Electrical mechanical energy can be created in one of two ways: with an electrical generator or a motor. The term electrical generator is used to describe a range of devices that convert mechanical energy into electricity. A motor converts electrical energy into mechanical, which is the opposite process to the electrical generator. The energy can be used for a variety of purposes, ranging from a large electrical generating station to the motor of an electric car.
It is important to note that there is no such thing as free energy. All energy must be created from something, and must use up a resource. Some type of device is required to translate the energy from one form to another. For example, solar energy requires the use of the solar panels to capture the sun's rays and convert the heat into electrical energy. This rule applies to electrical mechanical energy as well.
An electrical generator uses electromagnetic induction to convert energy from mechanical to electrical. Mechanical energy is created by a wind turbine, hand crank, or turbine steam engine. The generator is designed to absorb the energy as it is created by the mechanical fixture. The mechanical energy moves the turbine blades, typically against the direction of the magnetic force. This movement generates electromagnetic energy.
The motor is used to convert electrical into mechanical energy. The electrical energy is received by the motor, which then creates mechanical energy by moving the rotor. This process is the exact opposite of mechanical energy, but has many of the same elements.
Both a generator or motor have a rotor and a stator. A rotor is the actual rotating part of any alternator, generator, or motor. The stator is the stationary part that holds the rotor in place. The armature actually generates electrical current within the generator and is built into either the rotor or the stator. The magnetic field is created by a magnet mounted onto the rotor or the stator.

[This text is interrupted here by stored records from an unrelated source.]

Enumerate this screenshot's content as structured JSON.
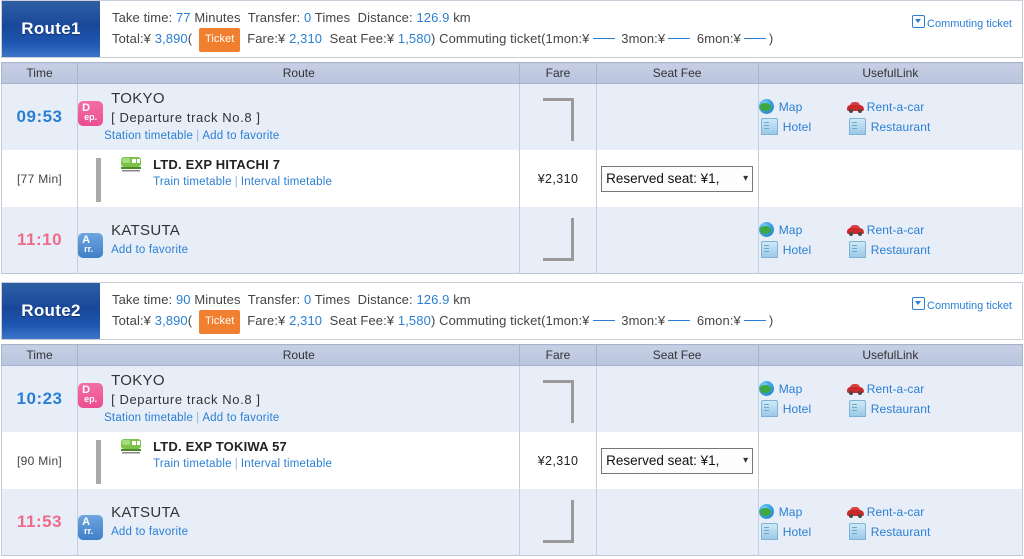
{
  "table_headers": {
    "time": "Time",
    "route": "Route",
    "fare": "Fare",
    "seat_fee": "Seat Fee",
    "useful_link": "UsefulLink"
  },
  "labels": {
    "take_time": "Take time:",
    "minutes": "Minutes",
    "transfer": "Transfer:",
    "times": "Times",
    "distance": "Distance:",
    "km": "km",
    "total": "Total:¥",
    "ticket": "Ticket",
    "fare_prefix": "Fare:¥",
    "seat_fee_prefix": "Seat Fee:¥",
    "commuting_open": "Commuting ticket(1mon:¥",
    "mon3": "3mon:¥",
    "mon6": "6mon:¥",
    "close_paren": ")",
    "open_paren": "(",
    "commuting_ticket_link": "Commuting ticket",
    "station_timetable": "Station timetable",
    "add_to_favorite": "Add to favorite",
    "train_timetable": "Train timetable",
    "interval_timetable": "Interval timetable",
    "map": "Map",
    "rent_a_car": "Rent-a-car",
    "hotel": "Hotel",
    "restaurant": "Restaurant",
    "dep_badge_top": "D",
    "dep_badge_bottom": "ep.",
    "arr_badge_top": "A",
    "arr_badge_bottom": "rr."
  },
  "colors": {
    "accent_blue": "#2a7fd4",
    "route_badge_blue": "#19489a",
    "ticket_orange": "#f08030",
    "dep_pink": "#ea4e90",
    "arr_blue": "#3f7fc8",
    "arrival_time_pink": "#f06a8a",
    "header_grey_blue": "#b9c4de",
    "row_bg_station": "#e8eef8"
  },
  "routes": [
    {
      "name": "Route1",
      "take_time": "77",
      "transfer": "0",
      "distance": "126.9",
      "total": "3,890",
      "fare": "2,310",
      "seat_fee": "1,580",
      "departure": {
        "time": "09:53",
        "station": "TOKYO",
        "track": "[ Departure track No.8 ]"
      },
      "leg": {
        "duration": "[77 Min]",
        "train_name": "LTD. EXP HITACHI 7",
        "fare": "¥2,310",
        "seat_option": "Reserved seat: ¥1,"
      },
      "arrival": {
        "time": "11:10",
        "station": "KATSUTA"
      }
    },
    {
      "name": "Route2",
      "take_time": "90",
      "transfer": "0",
      "distance": "126.9",
      "total": "3,890",
      "fare": "2,310",
      "seat_fee": "1,580",
      "departure": {
        "time": "10:23",
        "station": "TOKYO",
        "track": "[ Departure track No.8 ]"
      },
      "leg": {
        "duration": "[90 Min]",
        "train_name": "LTD. EXP TOKIWA 57",
        "fare": "¥2,310",
        "seat_option": "Reserved seat: ¥1,"
      },
      "arrival": {
        "time": "11:53",
        "station": "KATSUTA"
      }
    }
  ]
}
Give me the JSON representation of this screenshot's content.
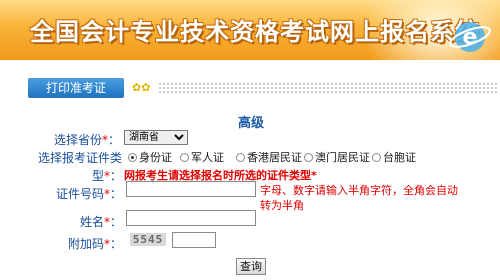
{
  "header": {
    "title": "全国会计专业技术资格考试网上报名系统",
    "logo_letter": "e"
  },
  "tabs": {
    "print_ticket": "打印准考证"
  },
  "form": {
    "level": "高级",
    "province_label": "选择省份",
    "province_value": "湖南省",
    "id_type_label_1": "选择报考证件类",
    "id_type_label_2": "型",
    "id_types": [
      "身份证",
      "军人证",
      "香港居民证",
      "澳门居民证",
      "台胞证"
    ],
    "id_type_warning": "网报考生请选择报名时所选的证件类型",
    "id_number_label": "证件号码",
    "id_number_value": "",
    "id_number_hint": "字母、数字请输入半角字符，全角会自动转为半角",
    "name_label": "姓名",
    "name_value": "",
    "captcha_label": "附加码",
    "captcha_text": "5545",
    "captcha_value": "",
    "required_mark": "*",
    "colon": "：",
    "submit_label": "查询"
  }
}
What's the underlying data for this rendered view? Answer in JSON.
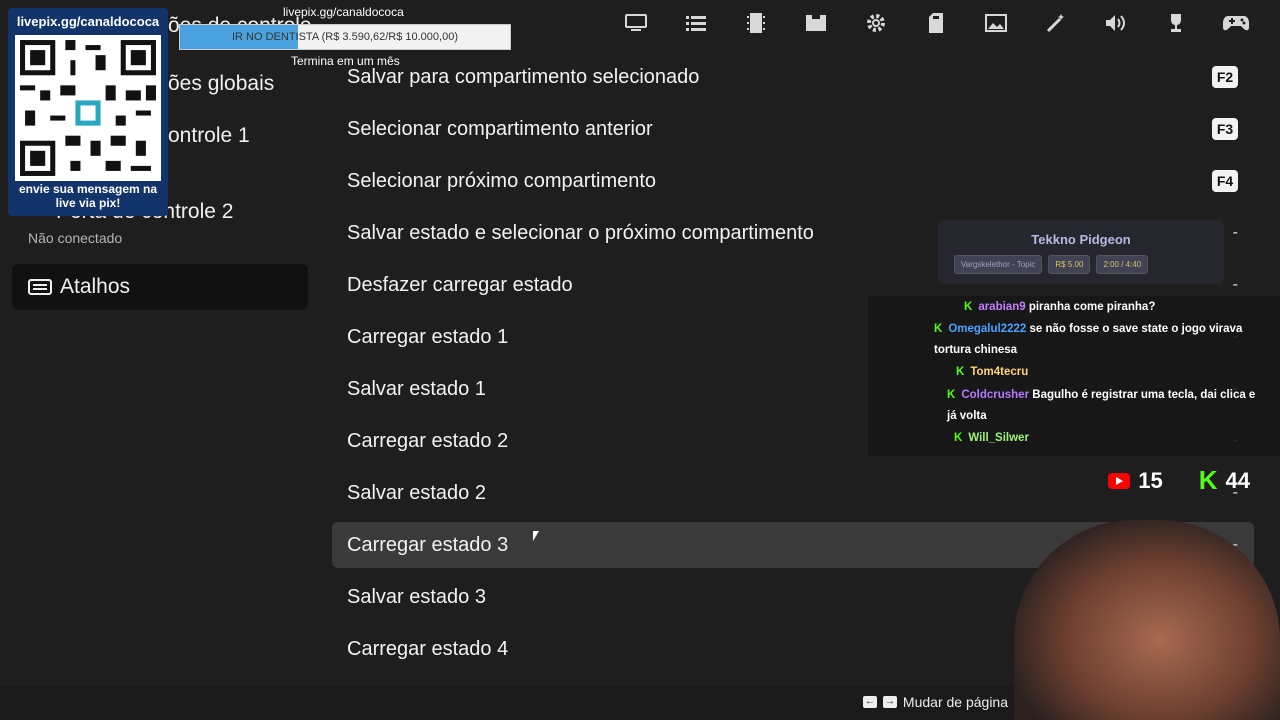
{
  "topbar": {
    "icons": [
      "monitor-icon",
      "list-icon",
      "chip-icon",
      "controller-port-icon",
      "gear-icon",
      "sd-card-icon",
      "image-icon",
      "magic-wand-icon",
      "volume-icon",
      "trophy-icon",
      "gamepad-icon"
    ]
  },
  "sidebar": {
    "item_1": "ões de controle",
    "item_2": "ões globais",
    "item_3": "ontrole 1",
    "item_4": "Porta de controle 2",
    "item_4_sub": "Não conectado",
    "active": "Atalhos"
  },
  "list": {
    "rows": [
      {
        "label": "Salvar para compartimento selecionado",
        "key": "F2"
      },
      {
        "label": "Selecionar compartimento anterior",
        "key": "F3"
      },
      {
        "label": "Selecionar próximo compartimento",
        "key": "F4"
      },
      {
        "label": "Salvar estado e selecionar o próximo compartimento",
        "key": "-"
      },
      {
        "label": "Desfazer carregar estado",
        "key": "-"
      },
      {
        "label": "Carregar estado 1",
        "key": "-"
      },
      {
        "label": "Salvar estado 1",
        "key": "-"
      },
      {
        "label": "Carregar estado 2",
        "key": "-"
      },
      {
        "label": "Salvar estado 2",
        "key": "-"
      },
      {
        "label": "Carregar estado 3",
        "key": "-"
      },
      {
        "label": "Salvar estado 3",
        "key": "-"
      },
      {
        "label": "Carregar estado 4",
        "key": ""
      }
    ]
  },
  "bottombar": {
    "pager_label": "Mudar de página"
  },
  "overlay": {
    "qr_top": "livepix.gg/canaldococa",
    "qr_bottom": "envie sua mensagem na live via pix!",
    "goal_url": "livepix.gg/canaldococa",
    "goal_text": "IR NO DENTISTA (R$ 3.590,62/R$ 10.000,00)",
    "goal_progress": 0.359,
    "goal_sub": "Termina em um mês",
    "tekkno_title": "Tekkno Pidgeon",
    "tekkno_tag_1": "Vargskelethor - Topic",
    "tekkno_tag_2": "R$ 5.00",
    "tekkno_tag_3": "2:00 / 4:40",
    "chat": [
      {
        "user": "arabian9",
        "color": "#c77dff",
        "text": "piranha come piranha?"
      },
      {
        "user": "Omegalul2222",
        "color": "#4aa3ff",
        "text": "se não fosse o save state o jogo virava tortura chinesa"
      },
      {
        "user": "Tom4tecru",
        "color": "#ffd37a",
        "text": ""
      },
      {
        "user": "Coldcrusher",
        "color": "#b57bff",
        "text": "Bagulho é registrar uma tecla, dai clica e já volta"
      },
      {
        "user": "Will_Silwer",
        "color": "#9ff27a",
        "text": ""
      }
    ],
    "youtube_count": "15",
    "kick_count": "44"
  }
}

Electrical mechanical energy is a common source of power for large power stations and other mechanical equipment. Electrical power is in high demand, and this continual demand requires the development of new, more efficient ways of harnessing the results of electrical mechanical energy generation. High voltage energy cannot be stored, but must be available upon demand. A career in electrical or mechanical engineering is centered around the use of this energy in a variety of devises. Positions are available in electrical power generation stations, transformer stations, and related facilities.